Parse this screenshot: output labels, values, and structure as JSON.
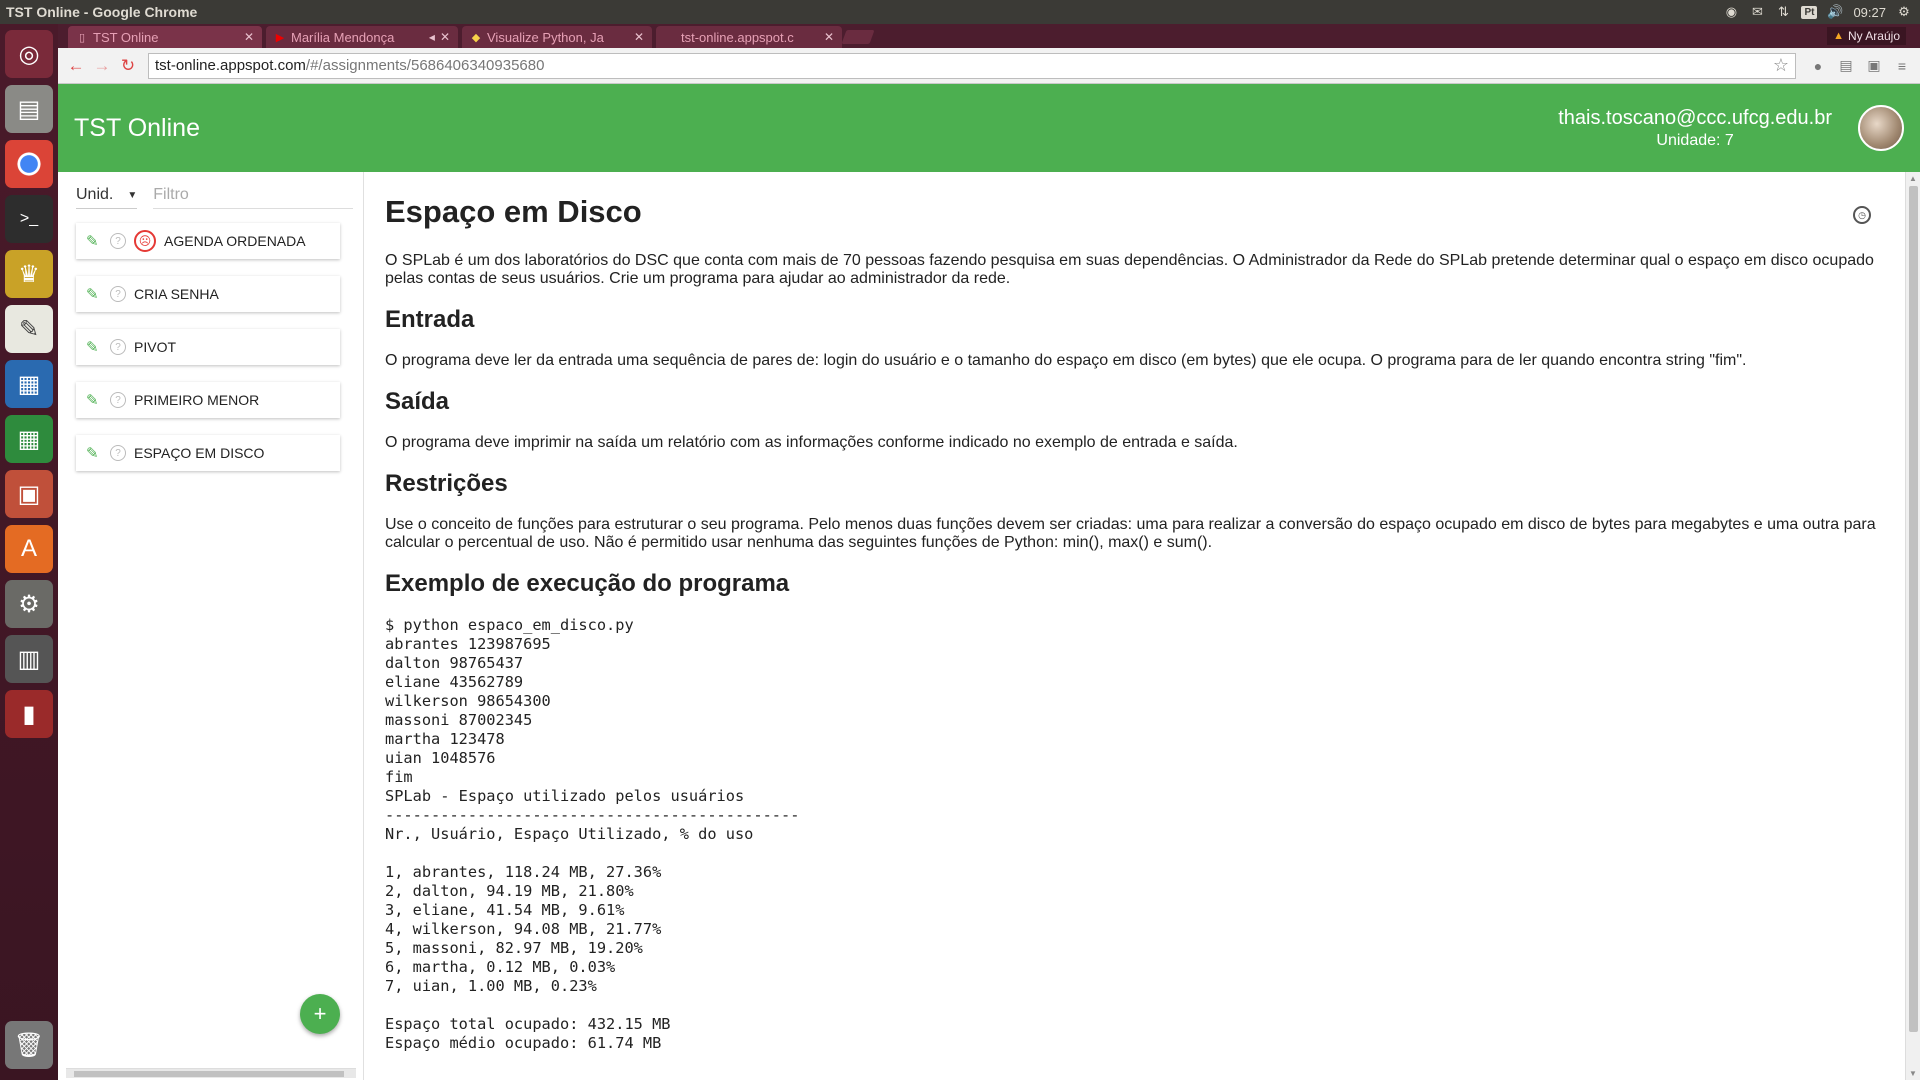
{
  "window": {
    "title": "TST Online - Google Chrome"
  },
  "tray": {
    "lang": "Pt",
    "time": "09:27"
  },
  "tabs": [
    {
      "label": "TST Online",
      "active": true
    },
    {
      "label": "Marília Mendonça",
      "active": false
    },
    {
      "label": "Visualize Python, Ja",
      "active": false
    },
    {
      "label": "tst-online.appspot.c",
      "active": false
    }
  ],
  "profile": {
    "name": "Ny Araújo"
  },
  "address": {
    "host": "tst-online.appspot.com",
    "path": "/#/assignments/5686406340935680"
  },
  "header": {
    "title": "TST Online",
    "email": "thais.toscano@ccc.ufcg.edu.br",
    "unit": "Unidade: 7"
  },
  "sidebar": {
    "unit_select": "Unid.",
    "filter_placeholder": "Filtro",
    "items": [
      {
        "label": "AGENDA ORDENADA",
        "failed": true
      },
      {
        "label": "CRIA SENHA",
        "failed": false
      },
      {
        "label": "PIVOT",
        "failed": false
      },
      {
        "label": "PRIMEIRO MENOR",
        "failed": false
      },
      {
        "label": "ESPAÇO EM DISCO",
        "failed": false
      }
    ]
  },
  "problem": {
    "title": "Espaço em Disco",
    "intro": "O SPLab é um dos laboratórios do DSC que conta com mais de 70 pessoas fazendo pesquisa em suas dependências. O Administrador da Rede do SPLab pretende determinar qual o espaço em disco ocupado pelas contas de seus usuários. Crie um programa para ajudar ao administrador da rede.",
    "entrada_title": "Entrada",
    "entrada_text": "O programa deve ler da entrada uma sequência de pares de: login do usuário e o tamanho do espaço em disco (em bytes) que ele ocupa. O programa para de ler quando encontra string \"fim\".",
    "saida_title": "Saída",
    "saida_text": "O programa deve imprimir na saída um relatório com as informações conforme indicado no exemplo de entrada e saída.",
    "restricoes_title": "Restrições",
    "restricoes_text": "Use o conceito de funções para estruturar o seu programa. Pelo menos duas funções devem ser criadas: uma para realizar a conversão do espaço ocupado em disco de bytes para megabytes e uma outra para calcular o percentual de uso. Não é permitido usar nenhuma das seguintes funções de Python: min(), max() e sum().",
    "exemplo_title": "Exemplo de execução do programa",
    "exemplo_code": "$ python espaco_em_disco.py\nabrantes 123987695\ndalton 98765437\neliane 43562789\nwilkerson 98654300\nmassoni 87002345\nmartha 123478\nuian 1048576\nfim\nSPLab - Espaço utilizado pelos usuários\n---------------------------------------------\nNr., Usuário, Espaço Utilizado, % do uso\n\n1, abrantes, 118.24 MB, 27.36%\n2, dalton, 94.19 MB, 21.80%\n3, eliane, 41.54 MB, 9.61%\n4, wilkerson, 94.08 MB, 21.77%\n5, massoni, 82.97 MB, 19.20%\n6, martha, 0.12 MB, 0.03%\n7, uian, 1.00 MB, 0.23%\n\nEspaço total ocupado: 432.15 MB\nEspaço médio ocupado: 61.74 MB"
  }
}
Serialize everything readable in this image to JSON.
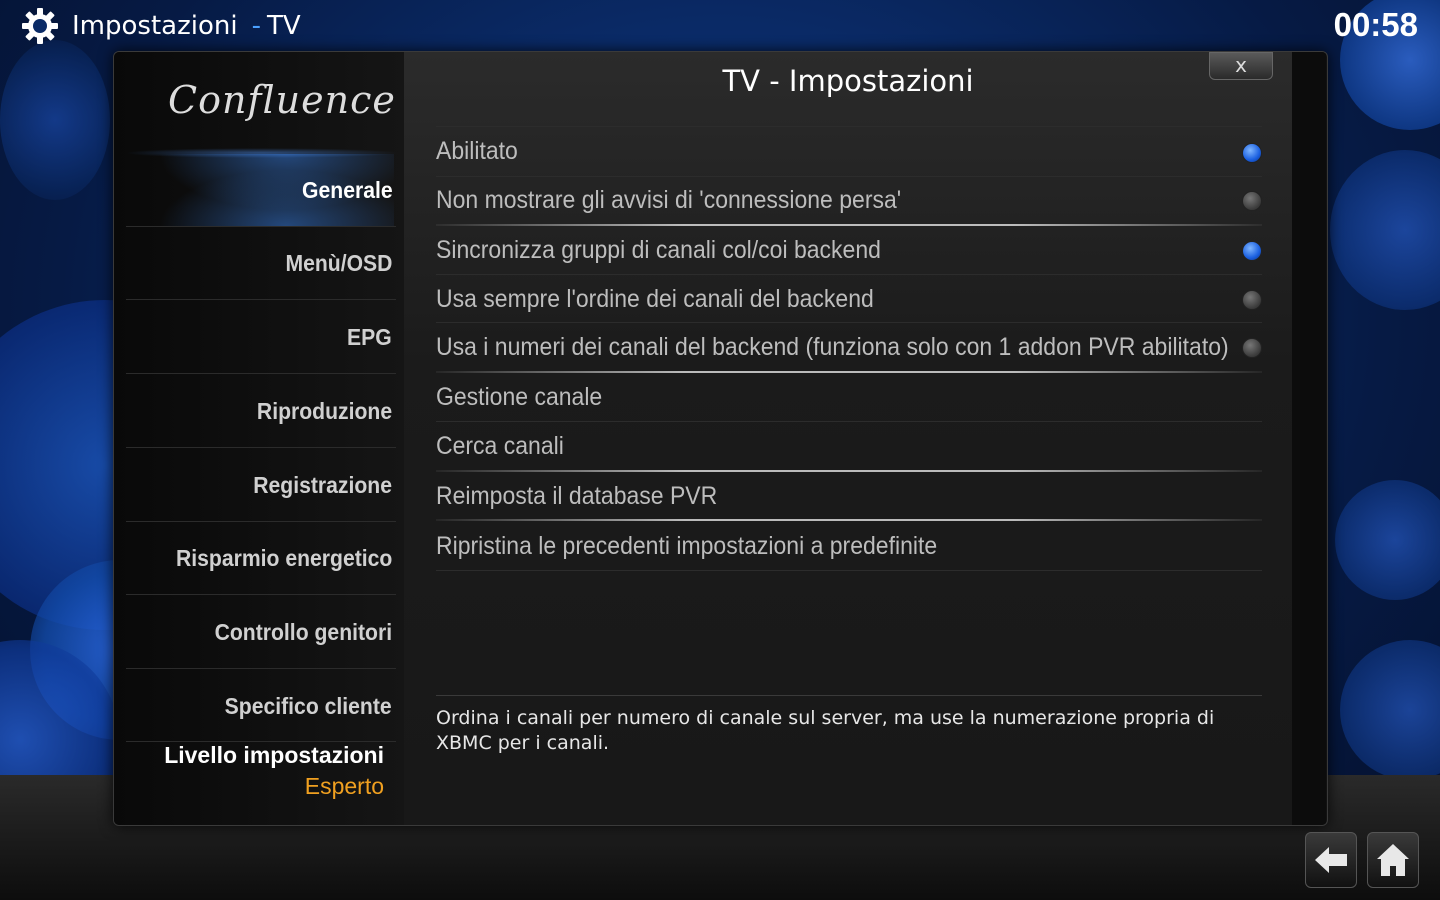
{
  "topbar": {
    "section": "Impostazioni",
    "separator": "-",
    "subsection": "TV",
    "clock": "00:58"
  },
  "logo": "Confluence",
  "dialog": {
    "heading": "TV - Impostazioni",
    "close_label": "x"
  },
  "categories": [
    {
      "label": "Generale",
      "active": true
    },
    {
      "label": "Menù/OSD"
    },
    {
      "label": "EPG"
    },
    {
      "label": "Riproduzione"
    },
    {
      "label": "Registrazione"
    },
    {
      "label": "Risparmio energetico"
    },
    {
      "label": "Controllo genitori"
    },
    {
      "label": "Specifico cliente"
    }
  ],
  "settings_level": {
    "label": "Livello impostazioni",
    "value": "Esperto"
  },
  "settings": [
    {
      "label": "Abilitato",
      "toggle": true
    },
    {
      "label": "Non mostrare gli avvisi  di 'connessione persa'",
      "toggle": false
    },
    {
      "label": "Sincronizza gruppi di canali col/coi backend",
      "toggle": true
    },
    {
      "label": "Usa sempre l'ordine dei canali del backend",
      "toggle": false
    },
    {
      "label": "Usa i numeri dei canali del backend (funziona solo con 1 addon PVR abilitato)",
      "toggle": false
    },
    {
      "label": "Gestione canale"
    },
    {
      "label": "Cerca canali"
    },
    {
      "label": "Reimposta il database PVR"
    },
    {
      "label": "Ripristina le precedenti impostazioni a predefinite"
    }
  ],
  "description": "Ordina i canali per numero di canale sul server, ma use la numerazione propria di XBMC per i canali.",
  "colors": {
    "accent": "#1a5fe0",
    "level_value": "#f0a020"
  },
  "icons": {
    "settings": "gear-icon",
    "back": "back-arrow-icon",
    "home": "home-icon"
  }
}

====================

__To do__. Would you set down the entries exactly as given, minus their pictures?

__Task response__.
Parse this screenshot: output labels, values, and structure as JSON.
{
  "window": {
    "title": "TST Online - Google Chrome"
  },
  "tray": {
    "lang": "Pt",
    "time": "09:27"
  },
  "tabs": [
    {
      "label": "TST Online",
      "active": true
    },
    {
      "label": "Marília Mendonça",
      "active": false
    },
    {
      "label": "Visualize Python, Ja",
      "active": false
    },
    {
      "label": "tst-online.appspot.c",
      "active": false
    }
  ],
  "profile": {
    "name": "Ny Araújo"
  },
  "address": {
    "host": "tst-online.appspot.com",
    "path": "/#/assignments/5686406340935680"
  },
  "header": {
    "title": "TST Online",
    "email": "thais.toscano@ccc.ufcg.edu.br",
    "unit": "Unidade: 7"
  },
  "sidebar": {
    "unit_select": "Unid.",
    "filter_placeholder": "Filtro",
    "items": [
      {
        "label": "AGENDA ORDENADA",
        "failed": true
      },
      {
        "label": "CRIA SENHA",
        "failed": false
      },
      {
        "label": "PIVOT",
        "failed": false
      },
      {
        "label": "PRIMEIRO MENOR",
        "failed": false
      },
      {
        "label": "ESPAÇO EM DISCO",
        "failed": false
      }
    ]
  },
  "problem": {
    "title": "Espaço em Disco",
    "intro": "O SPLab é um dos laboratórios do DSC que conta com mais de 70 pessoas fazendo pesquisa em suas dependências. O Administrador da Rede do SPLab pretende determinar qual o espaço em disco ocupado pelas contas de seus usuários. Crie um programa para ajudar ao administrador da rede.",
    "entrada_title": "Entrada",
    "entrada_text": "O programa deve ler da entrada uma sequência de pares de: login do usuário e o tamanho do espaço em disco (em bytes) que ele ocupa. O programa para de ler quando encontra string \"fim\".",
    "saida_title": "Saída",
    "saida_text": "O programa deve imprimir na saída um relatório com as informações conforme indicado no exemplo de entrada e saída.",
    "restricoes_title": "Restrições",
    "restricoes_text": "Use o conceito de funções para estruturar o seu programa. Pelo menos duas funções devem ser criadas: uma para realizar a conversão do espaço ocupado em disco de bytes para megabytes e uma outra para calcular o percentual de uso. Não é permitido usar nenhuma das seguintes funções de Python: min(), max() e sum().",
    "exemplo_title": "Exemplo de execução do programa",
    "exemplo_code": "$ python espaco_em_disco.py\nabrantes 123987695\ndalton 98765437\neliane 43562789\nwilkerson 98654300\nmassoni 87002345\nmartha 123478\nuian 1048576\nfim\nSPLab - Espaço utilizado pelos usuários\n---------------------------------------------\nNr., Usuário, Espaço Utilizado, % do uso\n\n1, abrantes, 118.24 MB, 27.36%\n2, dalton, 94.19 MB, 21.80%\n3, eliane, 41.54 MB, 9.61%\n4, wilkerson, 94.08 MB, 21.77%\n5, massoni, 82.97 MB, 19.20%\n6, martha, 0.12 MB, 0.03%\n7, uian, 1.00 MB, 0.23%\n\nEspaço total ocupado: 432.15 MB\nEspaço médio ocupado: 61.74 MB"
  }
}
Serialize everything readable in this image to JSON.
{
  "topbar": {
    "section": "Impostazioni",
    "separator": "-",
    "subsection": "TV",
    "clock": "00:58"
  },
  "logo": "Confluence",
  "dialog": {
    "heading": "TV - Impostazioni",
    "close_label": "x"
  },
  "categories": [
    {
      "label": "Generale",
      "active": true
    },
    {
      "label": "Menù/OSD"
    },
    {
      "label": "EPG"
    },
    {
      "label": "Riproduzione"
    },
    {
      "label": "Registrazione"
    },
    {
      "label": "Risparmio energetico"
    },
    {
      "label": "Controllo genitori"
    },
    {
      "label": "Specifico cliente"
    }
  ],
  "settings_level": {
    "label": "Livello impostazioni",
    "value": "Esperto"
  },
  "settings": [
    {
      "label": "Abilitato",
      "toggle": true
    },
    {
      "label": "Non mostrare gli avvisi  di 'connessione persa'",
      "toggle": false
    },
    {
      "label": "Sincronizza gruppi di canali col/coi backend",
      "toggle": true
    },
    {
      "label": "Usa sempre l'ordine dei canali del backend",
      "toggle": false
    },
    {
      "label": "Usa i numeri dei canali del backend (funziona solo con 1 addon PVR abilitato)",
      "toggle": false
    },
    {
      "label": "Gestione canale"
    },
    {
      "label": "Cerca canali"
    },
    {
      "label": "Reimposta il database PVR"
    },
    {
      "label": "Ripristina le precedenti impostazioni a predefinite"
    }
  ],
  "description": "Ordina i canali per numero di canale sul server, ma use la numerazione propria di XBMC per i canali.",
  "colors": {
    "accent": "#1a5fe0",
    "level_value": "#f0a020"
  },
  "icons": {
    "settings": "gear-icon",
    "back": "back-arrow-icon",
    "home": "home-icon"
  }
}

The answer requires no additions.